The recent spate of journalism layoffs have been staggering. It may be tempting for someone to say it's nothing new, and while depressingly true (to a point), this round has seem especially brutal.
The casualties include:
Yesterday, I learned of a new one: The Messenger.
I barely remembered it was a website, if I'm being honest, and that was likely part of its problem. It cast a wide net and made huge predictions for how successful it would be as a big-tent publication.
But the method of its closure (oh, did I mention that? Not just layoffs, but the whole site is now erased from existence) is what's catching fire on social media. We're not surprised by tweets from talented journalists doing a digital equivalent of walking past us with their meager desk contents in a sad-looking cardboard box. The Messenger seemed to be on another level though, as you can see in this screenshot of the tweet that first alerted me to its demise.
Where to start? Should it be the extremely tacky way in which employees learned about it (which is to say, from anybody but their bosses)? Or maybe it's the tightwad-ish denial of severance packages to people blindsided by the move? Or perhaps it's the ruthlessness of healthcare being shut off like water from a tap in a country that (for some reason) continues to insist our healthcare be tied to our employment? Or, or, or, maybe it's the pettiness of requiring reporters to make a special trip (presumably from D.C. to NYC) just to do the real-life version of the sad-cardboard-box walk?
And maybe you're looking at that photo, having rushed through the motions of pouring one out for the journalists, and wondering, "What's that on the right?" That's what The Messenger's Twitter feed posted just a minute before I landed on it, having been inspired by LaPorta's tweet to see what the publication actually puts out. The timing was just dumb luck, but the tweet says it all, no?
A purest might say, "Good riddance to bad rubbish," and wish the journalists well after escaping a content farm that publishes such dreck. But it's hard to fault anyone who joined the team, as many were paid above-market prices and were promised the chance to do the type of journalism so many dream to do. We've been at this digital-first journalism thing for a long time now, and it's nothing foolish to assume a successful news website can exist. It should be able to exist.
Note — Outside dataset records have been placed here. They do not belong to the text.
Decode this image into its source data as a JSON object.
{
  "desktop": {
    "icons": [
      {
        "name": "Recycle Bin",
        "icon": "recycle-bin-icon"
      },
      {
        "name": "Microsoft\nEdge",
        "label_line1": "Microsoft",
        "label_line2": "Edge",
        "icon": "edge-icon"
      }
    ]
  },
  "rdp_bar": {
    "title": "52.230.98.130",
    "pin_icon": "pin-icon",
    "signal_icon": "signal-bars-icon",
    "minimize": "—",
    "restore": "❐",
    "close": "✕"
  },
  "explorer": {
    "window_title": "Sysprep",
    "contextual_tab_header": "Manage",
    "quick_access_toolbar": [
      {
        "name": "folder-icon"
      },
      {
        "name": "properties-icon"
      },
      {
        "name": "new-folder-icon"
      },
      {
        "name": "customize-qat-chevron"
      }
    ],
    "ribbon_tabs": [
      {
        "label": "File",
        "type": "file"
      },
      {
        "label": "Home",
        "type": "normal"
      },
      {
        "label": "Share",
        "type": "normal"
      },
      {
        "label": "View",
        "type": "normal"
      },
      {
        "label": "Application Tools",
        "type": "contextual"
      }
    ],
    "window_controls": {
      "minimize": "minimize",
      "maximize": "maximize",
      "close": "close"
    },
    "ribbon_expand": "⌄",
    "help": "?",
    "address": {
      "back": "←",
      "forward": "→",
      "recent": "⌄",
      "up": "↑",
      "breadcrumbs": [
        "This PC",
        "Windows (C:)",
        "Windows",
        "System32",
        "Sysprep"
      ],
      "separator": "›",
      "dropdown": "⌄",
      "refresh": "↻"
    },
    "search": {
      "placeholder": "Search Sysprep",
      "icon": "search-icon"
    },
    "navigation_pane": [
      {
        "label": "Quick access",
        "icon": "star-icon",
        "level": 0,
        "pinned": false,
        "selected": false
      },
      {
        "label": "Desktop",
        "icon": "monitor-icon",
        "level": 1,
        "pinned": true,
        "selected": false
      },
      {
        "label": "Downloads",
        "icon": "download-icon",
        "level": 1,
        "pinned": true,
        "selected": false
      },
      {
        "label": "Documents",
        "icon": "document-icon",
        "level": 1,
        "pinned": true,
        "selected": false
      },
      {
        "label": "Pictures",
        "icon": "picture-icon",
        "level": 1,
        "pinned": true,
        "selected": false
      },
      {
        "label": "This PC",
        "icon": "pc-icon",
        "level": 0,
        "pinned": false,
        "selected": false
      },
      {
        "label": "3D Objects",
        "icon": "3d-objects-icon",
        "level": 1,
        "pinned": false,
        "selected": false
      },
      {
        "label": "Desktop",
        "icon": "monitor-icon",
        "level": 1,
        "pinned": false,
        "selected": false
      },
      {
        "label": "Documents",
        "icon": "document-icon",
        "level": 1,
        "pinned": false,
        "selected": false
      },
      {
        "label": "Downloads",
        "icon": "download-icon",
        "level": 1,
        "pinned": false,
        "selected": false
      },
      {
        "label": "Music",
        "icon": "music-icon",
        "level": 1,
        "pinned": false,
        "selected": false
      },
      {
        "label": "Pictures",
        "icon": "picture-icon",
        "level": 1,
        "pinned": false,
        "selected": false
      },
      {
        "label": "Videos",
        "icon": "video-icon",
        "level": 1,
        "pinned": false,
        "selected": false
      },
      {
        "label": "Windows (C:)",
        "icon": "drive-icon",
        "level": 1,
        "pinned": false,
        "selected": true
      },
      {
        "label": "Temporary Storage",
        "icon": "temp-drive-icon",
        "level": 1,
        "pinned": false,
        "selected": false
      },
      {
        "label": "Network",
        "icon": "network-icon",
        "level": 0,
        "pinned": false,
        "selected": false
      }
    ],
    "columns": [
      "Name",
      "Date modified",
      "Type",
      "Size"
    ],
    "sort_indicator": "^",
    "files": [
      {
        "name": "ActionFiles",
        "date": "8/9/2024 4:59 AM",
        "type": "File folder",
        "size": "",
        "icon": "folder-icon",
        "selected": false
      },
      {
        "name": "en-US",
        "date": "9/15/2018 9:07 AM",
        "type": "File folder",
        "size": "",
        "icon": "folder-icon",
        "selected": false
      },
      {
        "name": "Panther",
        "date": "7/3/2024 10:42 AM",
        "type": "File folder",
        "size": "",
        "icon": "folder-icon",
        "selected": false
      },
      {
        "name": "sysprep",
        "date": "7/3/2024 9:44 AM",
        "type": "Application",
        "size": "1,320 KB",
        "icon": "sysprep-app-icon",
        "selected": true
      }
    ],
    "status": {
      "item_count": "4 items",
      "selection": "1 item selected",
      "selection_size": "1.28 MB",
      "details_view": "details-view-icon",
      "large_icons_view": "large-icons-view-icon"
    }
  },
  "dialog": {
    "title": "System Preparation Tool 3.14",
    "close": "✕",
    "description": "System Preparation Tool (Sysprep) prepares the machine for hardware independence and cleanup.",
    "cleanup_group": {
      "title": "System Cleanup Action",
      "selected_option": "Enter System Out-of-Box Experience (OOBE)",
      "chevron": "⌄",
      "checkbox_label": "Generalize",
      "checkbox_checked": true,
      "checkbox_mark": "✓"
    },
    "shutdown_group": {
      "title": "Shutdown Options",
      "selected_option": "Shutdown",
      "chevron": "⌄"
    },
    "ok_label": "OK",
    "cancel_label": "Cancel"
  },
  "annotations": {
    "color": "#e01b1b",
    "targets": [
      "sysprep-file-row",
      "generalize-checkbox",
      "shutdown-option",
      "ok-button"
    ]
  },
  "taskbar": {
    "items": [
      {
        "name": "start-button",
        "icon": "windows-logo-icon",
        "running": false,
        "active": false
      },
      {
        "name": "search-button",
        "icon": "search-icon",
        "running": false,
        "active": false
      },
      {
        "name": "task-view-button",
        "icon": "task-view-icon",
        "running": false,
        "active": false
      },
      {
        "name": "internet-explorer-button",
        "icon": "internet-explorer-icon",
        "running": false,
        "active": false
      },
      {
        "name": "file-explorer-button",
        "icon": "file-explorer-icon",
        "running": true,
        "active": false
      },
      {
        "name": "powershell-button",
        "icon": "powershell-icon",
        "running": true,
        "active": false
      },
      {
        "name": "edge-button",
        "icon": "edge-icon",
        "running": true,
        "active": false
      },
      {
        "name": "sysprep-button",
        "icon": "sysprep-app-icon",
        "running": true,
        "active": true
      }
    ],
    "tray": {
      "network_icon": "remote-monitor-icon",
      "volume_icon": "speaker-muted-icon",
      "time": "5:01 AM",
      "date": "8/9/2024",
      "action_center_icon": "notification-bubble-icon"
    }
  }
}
But this New York magazine story from Jordan Hoffman, who was one of those laid off, shows the type of thing he was asked to do, as a senior film writer. He makes the best of it, but chasing trending topics on Twitter (among other dubious digital strategies) is hardly a recipe for success.
I hate it for the people who trusted this place for the few months it was around. Not because they should have known better, but simply because they deserve better. The journalism market is flooded with people looking for jobs, and with any luck (and justice) in this world, most will find a soft place to land before too many of their colleagues join the free fall alongside of them.